◆ ABOUT THIS EXERCISE ◆
Your task is to repeat each record verbatim, exactly as it was written.

** Opening DATA block **

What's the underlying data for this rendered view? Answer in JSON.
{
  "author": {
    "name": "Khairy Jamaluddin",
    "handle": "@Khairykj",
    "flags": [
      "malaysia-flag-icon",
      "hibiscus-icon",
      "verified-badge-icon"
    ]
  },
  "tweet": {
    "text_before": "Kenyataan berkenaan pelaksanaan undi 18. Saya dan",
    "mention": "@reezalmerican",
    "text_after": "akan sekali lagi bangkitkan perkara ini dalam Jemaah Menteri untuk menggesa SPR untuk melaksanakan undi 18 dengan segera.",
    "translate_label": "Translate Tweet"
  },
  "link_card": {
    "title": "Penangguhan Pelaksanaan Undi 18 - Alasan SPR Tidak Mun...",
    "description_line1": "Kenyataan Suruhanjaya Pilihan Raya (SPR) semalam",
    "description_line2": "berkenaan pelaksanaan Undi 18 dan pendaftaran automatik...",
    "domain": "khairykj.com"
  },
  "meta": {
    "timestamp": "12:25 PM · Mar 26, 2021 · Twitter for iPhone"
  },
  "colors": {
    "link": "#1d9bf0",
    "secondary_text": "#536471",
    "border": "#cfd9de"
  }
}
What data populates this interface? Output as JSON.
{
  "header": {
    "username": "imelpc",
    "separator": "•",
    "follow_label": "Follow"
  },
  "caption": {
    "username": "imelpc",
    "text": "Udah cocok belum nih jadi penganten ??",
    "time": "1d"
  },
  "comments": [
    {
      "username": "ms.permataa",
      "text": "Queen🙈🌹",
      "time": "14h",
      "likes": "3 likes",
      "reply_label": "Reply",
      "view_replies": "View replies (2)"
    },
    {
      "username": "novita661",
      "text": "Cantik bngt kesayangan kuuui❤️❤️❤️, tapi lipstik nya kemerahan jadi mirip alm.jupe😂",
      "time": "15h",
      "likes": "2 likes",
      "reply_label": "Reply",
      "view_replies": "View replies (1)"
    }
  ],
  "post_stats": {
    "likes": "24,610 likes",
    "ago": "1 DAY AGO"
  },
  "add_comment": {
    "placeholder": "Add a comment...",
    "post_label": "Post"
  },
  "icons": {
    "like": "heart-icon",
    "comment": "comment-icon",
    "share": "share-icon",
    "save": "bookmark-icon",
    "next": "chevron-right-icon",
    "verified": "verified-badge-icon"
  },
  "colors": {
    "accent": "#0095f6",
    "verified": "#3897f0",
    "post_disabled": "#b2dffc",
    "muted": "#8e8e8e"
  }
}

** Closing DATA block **

◆ TASK SOLUTION ◆
What's the underlying data for this rendered view? Answer in JSON.
{
  "author": {
    "name": "Khairy Jamaluddin",
    "handle": "@Khairykj",
    "flags": [
      "malaysia-flag-icon",
      "hibiscus-icon",
      "verified-badge-icon"
    ]
  },
  "tweet": {
    "text_before": "Kenyataan berkenaan pelaksanaan undi 18. Saya dan",
    "mention": "@reezalmerican",
    "text_after": "akan sekali lagi bangkitkan perkara ini dalam Jemaah Menteri untuk menggesa SPR untuk melaksanakan undi 18 dengan segera.",
    "translate_label": "Translate Tweet"
  },
  "link_card": {
    "title": "Penangguhan Pelaksanaan Undi 18 - Alasan SPR Tidak Mun...",
    "description_line1": "Kenyataan Suruhanjaya Pilihan Raya (SPR) semalam",
    "description_line2": "berkenaan pelaksanaan Undi 18 dan pendaftaran automatik...",
    "domain": "khairykj.com"
  },
  "meta": {
    "timestamp": "12:25 PM · Mar 26, 2021 · Twitter for iPhone"
  },
  "colors": {
    "link": "#1d9bf0",
    "secondary_text": "#536471",
    "border": "#cfd9de"
  }
}
What data populates this interface? Output as JSON.
{
  "header": {
    "username": "imelpc",
    "separator": "•",
    "follow_label": "Follow"
  },
  "caption": {
    "username": "imelpc",
    "text": "Udah cocok belum nih jadi penganten ??",
    "time": "1d"
  },
  "comments": [
    {
      "username": "ms.permataa",
      "text": "Queen🙈🌹",
      "time": "14h",
      "likes": "3 likes",
      "reply_label": "Reply",
      "view_replies": "View replies (2)"
    },
    {
      "username": "novita661",
      "text": "Cantik bngt kesayangan kuuui❤️❤️❤️, tapi lipstik nya kemerahan jadi mirip alm.jupe😂",
      "time": "15h",
      "likes": "2 likes",
      "reply_label": "Reply",
      "view_replies": "View replies (1)"
    }
  ],
  "post_stats": {
    "likes": "24,610 likes",
    "ago": "1 DAY AGO"
  },
  "add_comment": {
    "placeholder": "Add a comment...",
    "post_label": "Post"
  },
  "icons": {
    "like": "heart-icon",
    "comment": "comment-icon",
    "share": "share-icon",
    "save": "bookmark-icon",
    "next": "chevron-right-icon",
    "verified": "verified-badge-icon"
  },
  "colors": {
    "accent": "#0095f6",
    "verified": "#3897f0",
    "post_disabled": "#b2dffc",
    "muted": "#8e8e8e"
  }
}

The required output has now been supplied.